● TASK INSTRUCTIONS
From the first line to the last, set down the data exactly as given.

== Segment start ==

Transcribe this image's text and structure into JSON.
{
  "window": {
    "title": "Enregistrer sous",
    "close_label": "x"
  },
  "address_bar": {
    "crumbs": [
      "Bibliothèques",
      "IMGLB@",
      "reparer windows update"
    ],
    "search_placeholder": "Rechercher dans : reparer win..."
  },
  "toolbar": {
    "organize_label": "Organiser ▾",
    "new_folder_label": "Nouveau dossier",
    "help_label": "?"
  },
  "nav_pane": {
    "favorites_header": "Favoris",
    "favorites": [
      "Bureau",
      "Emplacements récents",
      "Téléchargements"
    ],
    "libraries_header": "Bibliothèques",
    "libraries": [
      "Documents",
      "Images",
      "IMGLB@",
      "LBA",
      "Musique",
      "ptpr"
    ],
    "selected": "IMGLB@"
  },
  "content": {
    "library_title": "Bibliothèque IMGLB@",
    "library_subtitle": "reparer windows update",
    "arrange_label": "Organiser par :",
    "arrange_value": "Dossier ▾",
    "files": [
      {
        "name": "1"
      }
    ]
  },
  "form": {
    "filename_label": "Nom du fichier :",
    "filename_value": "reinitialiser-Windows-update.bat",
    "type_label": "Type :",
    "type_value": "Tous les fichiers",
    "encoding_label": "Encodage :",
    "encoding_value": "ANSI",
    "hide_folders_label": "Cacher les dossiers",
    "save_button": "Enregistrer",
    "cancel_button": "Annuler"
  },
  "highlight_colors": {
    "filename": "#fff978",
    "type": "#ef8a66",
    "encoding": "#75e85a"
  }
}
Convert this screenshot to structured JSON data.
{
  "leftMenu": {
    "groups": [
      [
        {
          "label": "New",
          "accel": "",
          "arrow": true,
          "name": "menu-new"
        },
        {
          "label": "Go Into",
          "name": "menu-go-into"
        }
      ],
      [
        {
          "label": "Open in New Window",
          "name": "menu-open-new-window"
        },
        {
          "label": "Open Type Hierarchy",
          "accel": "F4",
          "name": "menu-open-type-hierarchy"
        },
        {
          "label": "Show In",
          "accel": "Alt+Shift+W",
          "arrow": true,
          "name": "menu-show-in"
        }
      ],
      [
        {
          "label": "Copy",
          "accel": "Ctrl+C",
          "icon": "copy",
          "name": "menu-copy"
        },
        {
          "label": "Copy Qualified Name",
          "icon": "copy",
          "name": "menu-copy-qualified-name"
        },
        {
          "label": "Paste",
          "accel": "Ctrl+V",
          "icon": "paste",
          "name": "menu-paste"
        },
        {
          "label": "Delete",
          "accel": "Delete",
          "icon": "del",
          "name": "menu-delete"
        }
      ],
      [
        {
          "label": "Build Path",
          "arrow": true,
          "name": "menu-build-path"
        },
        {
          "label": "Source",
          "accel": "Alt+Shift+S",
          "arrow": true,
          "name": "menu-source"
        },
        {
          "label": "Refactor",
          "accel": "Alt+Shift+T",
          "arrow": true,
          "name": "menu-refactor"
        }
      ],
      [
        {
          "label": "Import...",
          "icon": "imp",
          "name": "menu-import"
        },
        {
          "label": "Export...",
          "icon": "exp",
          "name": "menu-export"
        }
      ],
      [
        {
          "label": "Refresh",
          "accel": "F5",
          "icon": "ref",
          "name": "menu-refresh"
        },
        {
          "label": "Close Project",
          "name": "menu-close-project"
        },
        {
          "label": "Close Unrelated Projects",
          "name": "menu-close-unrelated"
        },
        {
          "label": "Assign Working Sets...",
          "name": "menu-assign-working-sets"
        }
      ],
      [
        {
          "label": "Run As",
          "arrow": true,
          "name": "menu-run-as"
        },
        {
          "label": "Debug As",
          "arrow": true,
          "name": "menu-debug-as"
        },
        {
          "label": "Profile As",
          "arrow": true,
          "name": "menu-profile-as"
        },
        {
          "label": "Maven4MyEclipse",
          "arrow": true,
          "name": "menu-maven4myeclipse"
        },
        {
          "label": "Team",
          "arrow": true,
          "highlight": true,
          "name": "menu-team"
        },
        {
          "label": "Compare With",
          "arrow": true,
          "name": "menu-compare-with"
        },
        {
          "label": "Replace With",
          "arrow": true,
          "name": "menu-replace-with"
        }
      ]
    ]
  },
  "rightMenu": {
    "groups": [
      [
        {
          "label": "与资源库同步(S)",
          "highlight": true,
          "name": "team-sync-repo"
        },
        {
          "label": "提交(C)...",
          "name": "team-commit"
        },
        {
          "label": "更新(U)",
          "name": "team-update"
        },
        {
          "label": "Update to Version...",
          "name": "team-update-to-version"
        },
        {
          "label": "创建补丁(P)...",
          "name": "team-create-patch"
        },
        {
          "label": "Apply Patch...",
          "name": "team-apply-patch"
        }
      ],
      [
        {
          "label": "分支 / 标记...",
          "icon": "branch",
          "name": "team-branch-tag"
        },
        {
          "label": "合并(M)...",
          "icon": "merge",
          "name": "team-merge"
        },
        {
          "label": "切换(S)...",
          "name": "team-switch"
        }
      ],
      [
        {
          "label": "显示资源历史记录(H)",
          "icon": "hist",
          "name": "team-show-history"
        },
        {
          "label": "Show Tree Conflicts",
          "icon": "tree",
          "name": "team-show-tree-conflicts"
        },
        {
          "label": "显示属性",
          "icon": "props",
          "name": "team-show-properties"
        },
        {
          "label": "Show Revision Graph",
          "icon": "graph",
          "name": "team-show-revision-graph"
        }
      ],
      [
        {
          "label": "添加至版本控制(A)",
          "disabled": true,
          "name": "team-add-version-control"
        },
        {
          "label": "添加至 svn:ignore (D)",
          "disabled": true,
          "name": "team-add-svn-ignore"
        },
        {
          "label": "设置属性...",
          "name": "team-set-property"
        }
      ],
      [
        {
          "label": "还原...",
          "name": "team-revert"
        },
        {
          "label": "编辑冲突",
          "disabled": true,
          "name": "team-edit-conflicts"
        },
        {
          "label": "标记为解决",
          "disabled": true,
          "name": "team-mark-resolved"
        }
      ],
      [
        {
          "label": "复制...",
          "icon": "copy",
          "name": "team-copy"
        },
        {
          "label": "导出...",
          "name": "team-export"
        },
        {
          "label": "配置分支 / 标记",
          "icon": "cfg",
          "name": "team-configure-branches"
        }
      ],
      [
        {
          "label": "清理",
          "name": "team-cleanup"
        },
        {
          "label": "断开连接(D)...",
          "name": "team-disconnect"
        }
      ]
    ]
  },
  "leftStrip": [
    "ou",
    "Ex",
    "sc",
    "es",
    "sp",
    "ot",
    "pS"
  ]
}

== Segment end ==

● RESPONSE AREA
Transcribe this image's text and structure into JSON.
{
  "window": {
    "title": "Enregistrer sous",
    "close_label": "x"
  },
  "address_bar": {
    "crumbs": [
      "Bibliothèques",
      "IMGLB@",
      "reparer windows update"
    ],
    "search_placeholder": "Rechercher dans : reparer win..."
  },
  "toolbar": {
    "organize_label": "Organiser ▾",
    "new_folder_label": "Nouveau dossier",
    "help_label": "?"
  },
  "nav_pane": {
    "favorites_header": "Favoris",
    "favorites": [
      "Bureau",
      "Emplacements récents",
      "Téléchargements"
    ],
    "libraries_header": "Bibliothèques",
    "libraries": [
      "Documents",
      "Images",
      "IMGLB@",
      "LBA",
      "Musique",
      "ptpr"
    ],
    "selected": "IMGLB@"
  },
  "content": {
    "library_title": "Bibliothèque IMGLB@",
    "library_subtitle": "reparer windows update",
    "arrange_label": "Organiser par :",
    "arrange_value": "Dossier ▾",
    "files": [
      {
        "name": "1"
      }
    ]
  },
  "form": {
    "filename_label": "Nom du fichier :",
    "filename_value": "reinitialiser-Windows-update.bat",
    "type_label": "Type :",
    "type_value": "Tous les fichiers",
    "encoding_label": "Encodage :",
    "encoding_value": "ANSI",
    "hide_folders_label": "Cacher les dossiers",
    "save_button": "Enregistrer",
    "cancel_button": "Annuler"
  },
  "highlight_colors": {
    "filename": "#fff978",
    "type": "#ef8a66",
    "encoding": "#75e85a"
  }
}
Convert this screenshot to structured JSON data.
{
  "leftMenu": {
    "groups": [
      [
        {
          "label": "New",
          "accel": "",
          "arrow": true,
          "name": "menu-new"
        },
        {
          "label": "Go Into",
          "name": "menu-go-into"
        }
      ],
      [
        {
          "label": "Open in New Window",
          "name": "menu-open-new-window"
        },
        {
          "label": "Open Type Hierarchy",
          "accel": "F4",
          "name": "menu-open-type-hierarchy"
        },
        {
          "label": "Show In",
          "accel": "Alt+Shift+W",
          "arrow": true,
          "name": "menu-show-in"
        }
      ],
      [
        {
          "label": "Copy",
          "accel": "Ctrl+C",
          "icon": "copy",
          "name": "menu-copy"
        },
        {
          "label": "Copy Qualified Name",
          "icon": "copy",
          "name": "menu-copy-qualified-name"
        },
        {
          "label": "Paste",
          "accel": "Ctrl+V",
          "icon": "paste",
          "name": "menu-paste"
        },
        {
          "label": "Delete",
          "accel": "Delete",
          "icon": "del",
          "name": "menu-delete"
        }
      ],
      [
        {
          "label": "Build Path",
          "arrow": true,
          "name": "menu-build-path"
        },
        {
          "label": "Source",
          "accel": "Alt+Shift+S",
          "arrow": true,
          "name": "menu-source"
        },
        {
          "label": "Refactor",
          "accel": "Alt+Shift+T",
          "arrow": true,
          "name": "menu-refactor"
        }
      ],
      [
        {
          "label": "Import...",
          "icon": "imp",
          "name": "menu-import"
        },
        {
          "label": "Export...",
          "icon": "exp",
          "name": "menu-export"
        }
      ],
      [
        {
          "label": "Refresh",
          "accel": "F5",
          "icon": "ref",
          "name": "menu-refresh"
        },
        {
          "label": "Close Project",
          "name": "menu-close-project"
        },
        {
          "label": "Close Unrelated Projects",
          "name": "menu-close-unrelated"
        },
        {
          "label": "Assign Working Sets...",
          "name": "menu-assign-working-sets"
        }
      ],
      [
        {
          "label": "Run As",
          "arrow": true,
          "name": "menu-run-as"
        },
        {
          "label": "Debug As",
          "arrow": true,
          "name": "menu-debug-as"
        },
        {
          "label": "Profile As",
          "arrow": true,
          "name": "menu-profile-as"
        },
        {
          "label": "Maven4MyEclipse",
          "arrow": true,
          "name": "menu-maven4myeclipse"
        },
        {
          "label": "Team",
          "arrow": true,
          "highlight": true,
          "name": "menu-team"
        },
        {
          "label": "Compare With",
          "arrow": true,
          "name": "menu-compare-with"
        },
        {
          "label": "Replace With",
          "arrow": true,
          "name": "menu-replace-with"
        }
      ]
    ]
  },
  "rightMenu": {
    "groups": [
      [
        {
          "label": "与资源库同步(S)",
          "highlight": true,
          "name": "team-sync-repo"
        },
        {
          "label": "提交(C)...",
          "name": "team-commit"
        },
        {
          "label": "更新(U)",
          "name": "team-update"
        },
        {
          "label": "Update to Version...",
          "name": "team-update-to-version"
        },
        {
          "label": "创建补丁(P)...",
          "name": "team-create-patch"
        },
        {
          "label": "Apply Patch...",
          "name": "team-apply-patch"
        }
      ],
      [
        {
          "label": "分支 / 标记...",
          "icon": "branch",
          "name": "team-branch-tag"
        },
        {
          "label": "合并(M)...",
          "icon": "merge",
          "name": "team-merge"
        },
        {
          "label": "切换(S)...",
          "name": "team-switch"
        }
      ],
      [
        {
          "label": "显示资源历史记录(H)",
          "icon": "hist",
          "name": "team-show-history"
        },
        {
          "label": "Show Tree Conflicts",
          "icon": "tree",
          "name": "team-show-tree-conflicts"
        },
        {
          "label": "显示属性",
          "icon": "props",
          "name": "team-show-properties"
        },
        {
          "label": "Show Revision Graph",
          "icon": "graph",
          "name": "team-show-revision-graph"
        }
      ],
      [
        {
          "label": "添加至版本控制(A)",
          "disabled": true,
          "name": "team-add-version-control"
        },
        {
          "label": "添加至 svn:ignore (D)",
          "disabled": true,
          "name": "team-add-svn-ignore"
        },
        {
          "label": "设置属性...",
          "name": "team-set-property"
        }
      ],
      [
        {
          "label": "还原...",
          "name": "team-revert"
        },
        {
          "label": "编辑冲突",
          "disabled": true,
          "name": "team-edit-conflicts"
        },
        {
          "label": "标记为解决",
          "disabled": true,
          "name": "team-mark-resolved"
        }
      ],
      [
        {
          "label": "复制...",
          "icon": "copy",
          "name": "team-copy"
        },
        {
          "label": "导出...",
          "name": "team-export"
        },
        {
          "label": "配置分支 / 标记",
          "icon": "cfg",
          "name": "team-configure-branches"
        }
      ],
      [
        {
          "label": "清理",
          "name": "team-cleanup"
        },
        {
          "label": "断开连接(D)...",
          "name": "team-disconnect"
        }
      ]
    ]
  },
  "leftStrip": [
    "ou",
    "Ex",
    "sc",
    "es",
    "sp",
    "ot",
    "pS"
  ]
}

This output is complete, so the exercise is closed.